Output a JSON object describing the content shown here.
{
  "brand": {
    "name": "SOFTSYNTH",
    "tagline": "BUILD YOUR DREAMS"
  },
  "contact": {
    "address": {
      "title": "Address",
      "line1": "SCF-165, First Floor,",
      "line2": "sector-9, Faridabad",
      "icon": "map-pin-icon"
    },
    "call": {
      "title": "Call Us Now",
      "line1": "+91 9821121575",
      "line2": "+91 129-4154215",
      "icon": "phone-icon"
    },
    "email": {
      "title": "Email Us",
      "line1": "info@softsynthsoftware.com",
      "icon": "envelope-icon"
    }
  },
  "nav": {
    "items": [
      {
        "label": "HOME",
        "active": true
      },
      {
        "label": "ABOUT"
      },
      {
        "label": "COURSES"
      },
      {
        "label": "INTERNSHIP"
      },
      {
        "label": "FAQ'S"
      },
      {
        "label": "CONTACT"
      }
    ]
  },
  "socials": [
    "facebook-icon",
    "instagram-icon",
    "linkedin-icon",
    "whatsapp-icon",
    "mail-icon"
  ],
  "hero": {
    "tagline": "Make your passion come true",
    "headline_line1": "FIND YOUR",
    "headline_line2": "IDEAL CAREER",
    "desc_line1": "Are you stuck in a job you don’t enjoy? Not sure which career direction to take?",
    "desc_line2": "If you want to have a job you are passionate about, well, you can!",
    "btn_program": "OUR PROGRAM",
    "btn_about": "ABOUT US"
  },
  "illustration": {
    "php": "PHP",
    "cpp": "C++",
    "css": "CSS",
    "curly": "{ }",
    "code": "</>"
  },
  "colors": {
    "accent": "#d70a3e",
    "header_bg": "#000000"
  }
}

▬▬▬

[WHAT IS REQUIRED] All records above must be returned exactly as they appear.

[EXERCISE RESPONSE]
Output a JSON object describing the content shown here.
{
  "brand": {
    "name": "SOFTSYNTH",
    "tagline": "BUILD YOUR DREAMS"
  },
  "contact": {
    "address": {
      "title": "Address",
      "line1": "SCF-165, First Floor,",
      "line2": "sector-9, Faridabad",
      "icon": "map-pin-icon"
    },
    "call": {
      "title": "Call Us Now",
      "line1": "+91 9821121575",
      "line2": "+91 129-4154215",
      "icon": "phone-icon"
    },
    "email": {
      "title": "Email Us",
      "line1": "info@softsynthsoftware.com",
      "icon": "envelope-icon"
    }
  },
  "nav": {
    "items": [
      {
        "label": "HOME",
        "active": true
      },
      {
        "label": "ABOUT"
      },
      {
        "label": "COURSES"
      },
      {
        "label": "INTERNSHIP"
      },
      {
        "label": "FAQ'S"
      },
      {
        "label": "CONTACT"
      }
    ]
  },
  "socials": [
    "facebook-icon",
    "instagram-icon",
    "linkedin-icon",
    "whatsapp-icon",
    "mail-icon"
  ],
  "hero": {
    "tagline": "Make your passion come true",
    "headline_line1": "FIND YOUR",
    "headline_line2": "IDEAL CAREER",
    "desc_line1": "Are you stuck in a job you don’t enjoy? Not sure which career direction to take?",
    "desc_line2": "If you want to have a job you are passionate about, well, you can!",
    "btn_program": "OUR PROGRAM",
    "btn_about": "ABOUT US"
  },
  "illustration": {
    "php": "PHP",
    "cpp": "C++",
    "css": "CSS",
    "curly": "{ }",
    "code": "</>"
  },
  "colors": {
    "accent": "#d70a3e",
    "header_bg": "#000000"
  }
}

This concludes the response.